ACTIVITY:
Pictures aside, write out every record exactly as it appears.

EXERCISE DATA:
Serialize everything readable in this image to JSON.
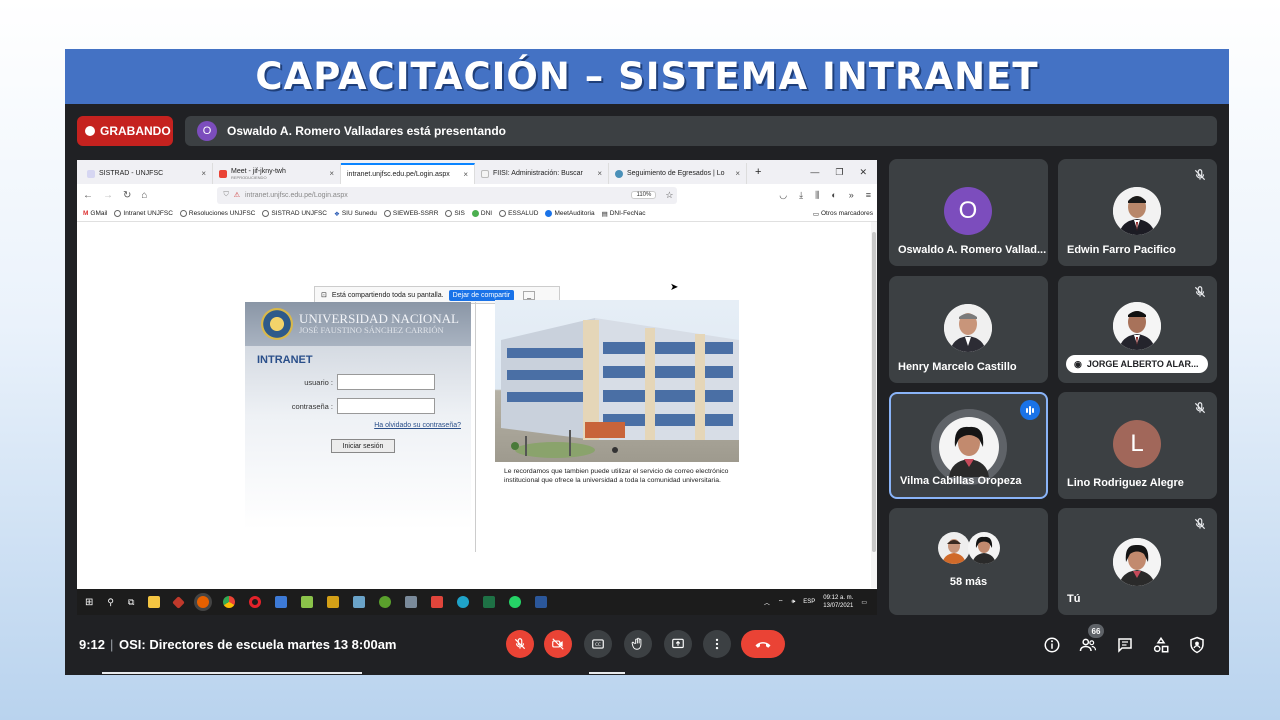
{
  "banner": {
    "title": "CAPACITACIÓN – SISTEMA INTRANET"
  },
  "meet": {
    "recording_label": "GRABANDO",
    "presenter_initial": "O",
    "presenter_text": "Oswaldo A. Romero Valladares está presentando",
    "time": "9:12",
    "divider": "|",
    "meeting_title": "OSI: Directores de escuela martes 13 8:00am",
    "participant_count": "66",
    "colors": {
      "background": "#202124",
      "tile": "#3c4043",
      "accent": "#1a73e8",
      "danger": "#ea4335",
      "banner": "#4472c4"
    }
  },
  "browser": {
    "tabs": [
      {
        "label": "SISTRAD - UNJFSC",
        "close": "×"
      },
      {
        "label": "Meet - jif-jkny-twh",
        "sub": "REPRODUCIENDO",
        "close": "×"
      },
      {
        "label": "intranet.unjfsc.edu.pe/Login.aspx",
        "close": "×"
      },
      {
        "label": "FIISI: Administración: Buscar",
        "close": "×"
      },
      {
        "label": "Seguimiento de Egresados | Lo",
        "close": "×"
      }
    ],
    "new_tab": "+",
    "url": "intranet.unjfsc.edu.pe/Login.aspx",
    "zoom": "110%",
    "bookmarks": [
      "GMail",
      "Intranet UNJFSC",
      "Resoluciones UNJFSC",
      "SISTRAD UNJFSC",
      "SIU Sunedu",
      "SIEWEB-SSRR",
      "SIS",
      "DNI",
      "ESSALUD",
      "MeetAuditoria",
      "DNI-FecNac"
    ],
    "other_bookmarks": "Otros marcadores",
    "share_notice": "Está compartiendo toda su pantalla.",
    "share_stop": "Dejar de compartir",
    "share_min": "_"
  },
  "login": {
    "uni_name": "UNIVERSIDAD NACIONAL",
    "uni_sub": "JOSÉ FAUSTINO SÁNCHEZ CARRIÓN",
    "section": "INTRANET",
    "user_label": "usuario :",
    "pass_label": "contraseña :",
    "forgot": "Ha olvidado su contraseña?",
    "submit": "Iniciar sesión",
    "note": "Le recordamos que tambien puede utilizar el servicio de correo electrónico institucional que ofrece la universidad a toda la comunidad universitaria."
  },
  "taskbar": {
    "lang": "ESP",
    "clock_time": "09:12 a. m.",
    "clock_date": "13/07/2021"
  },
  "participants": [
    {
      "name": "Oswaldo A. Romero Vallad...",
      "initial": "O",
      "avatar_color": "#7c4dbd",
      "muted": false
    },
    {
      "name": "Edwin Farro Pacifico",
      "muted": true
    },
    {
      "name": "Henry Marcelo Castillo",
      "muted": false
    },
    {
      "name": "JORGE ALBERTO ALAR...",
      "muted": true
    },
    {
      "name": "Vilma Cabillas Oropeza",
      "speaking": true
    },
    {
      "name": "Lino Rodriguez Alegre",
      "initial": "L",
      "avatar_color": "#a1675a",
      "muted": true
    },
    {
      "more": "58 más"
    },
    {
      "name": "Tú",
      "muted": true
    }
  ]
}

RESULT OF THE TASK:
Serialize everything readable in this image to JSON.
{
  "banner": {
    "title": "CAPACITACIÓN – SISTEMA INTRANET"
  },
  "meet": {
    "recording_label": "GRABANDO",
    "presenter_initial": "O",
    "presenter_text": "Oswaldo A. Romero Valladares está presentando",
    "time": "9:12",
    "divider": "|",
    "meeting_title": "OSI: Directores de escuela martes 13 8:00am",
    "participant_count": "66",
    "colors": {
      "background": "#202124",
      "tile": "#3c4043",
      "accent": "#1a73e8",
      "danger": "#ea4335",
      "banner": "#4472c4"
    }
  },
  "browser": {
    "tabs": [
      {
        "label": "SISTRAD - UNJFSC",
        "close": "×"
      },
      {
        "label": "Meet - jif-jkny-twh",
        "sub": "REPRODUCIENDO",
        "close": "×"
      },
      {
        "label": "intranet.unjfsc.edu.pe/Login.aspx",
        "close": "×"
      },
      {
        "label": "FIISI: Administración: Buscar",
        "close": "×"
      },
      {
        "label": "Seguimiento de Egresados | Lo",
        "close": "×"
      }
    ],
    "new_tab": "+",
    "url": "intranet.unjfsc.edu.pe/Login.aspx",
    "zoom": "110%",
    "bookmarks": [
      "GMail",
      "Intranet UNJFSC",
      "Resoluciones UNJFSC",
      "SISTRAD UNJFSC",
      "SIU Sunedu",
      "SIEWEB-SSRR",
      "SIS",
      "DNI",
      "ESSALUD",
      "MeetAuditoria",
      "DNI-FecNac"
    ],
    "other_bookmarks": "Otros marcadores",
    "share_notice": "Está compartiendo toda su pantalla.",
    "share_stop": "Dejar de compartir",
    "share_min": "_"
  },
  "login": {
    "uni_name": "UNIVERSIDAD NACIONAL",
    "uni_sub": "JOSÉ FAUSTINO SÁNCHEZ CARRIÓN",
    "section": "INTRANET",
    "user_label": "usuario :",
    "pass_label": "contraseña :",
    "forgot": "Ha olvidado su contraseña?",
    "submit": "Iniciar sesión",
    "note": "Le recordamos que tambien puede utilizar el servicio de correo electrónico institucional que ofrece la universidad a toda la comunidad universitaria."
  },
  "taskbar": {
    "lang": "ESP",
    "clock_time": "09:12 a. m.",
    "clock_date": "13/07/2021"
  },
  "participants": [
    {
      "name": "Oswaldo A. Romero Vallad...",
      "initial": "O",
      "avatar_color": "#7c4dbd",
      "muted": false
    },
    {
      "name": "Edwin Farro Pacifico",
      "muted": true
    },
    {
      "name": "Henry Marcelo Castillo",
      "muted": false
    },
    {
      "name": "JORGE ALBERTO ALAR...",
      "muted": true
    },
    {
      "name": "Vilma Cabillas Oropeza",
      "speaking": true
    },
    {
      "name": "Lino Rodriguez Alegre",
      "initial": "L",
      "avatar_color": "#a1675a",
      "muted": true
    },
    {
      "more": "58 más"
    },
    {
      "name": "Tú",
      "muted": true
    }
  ]
}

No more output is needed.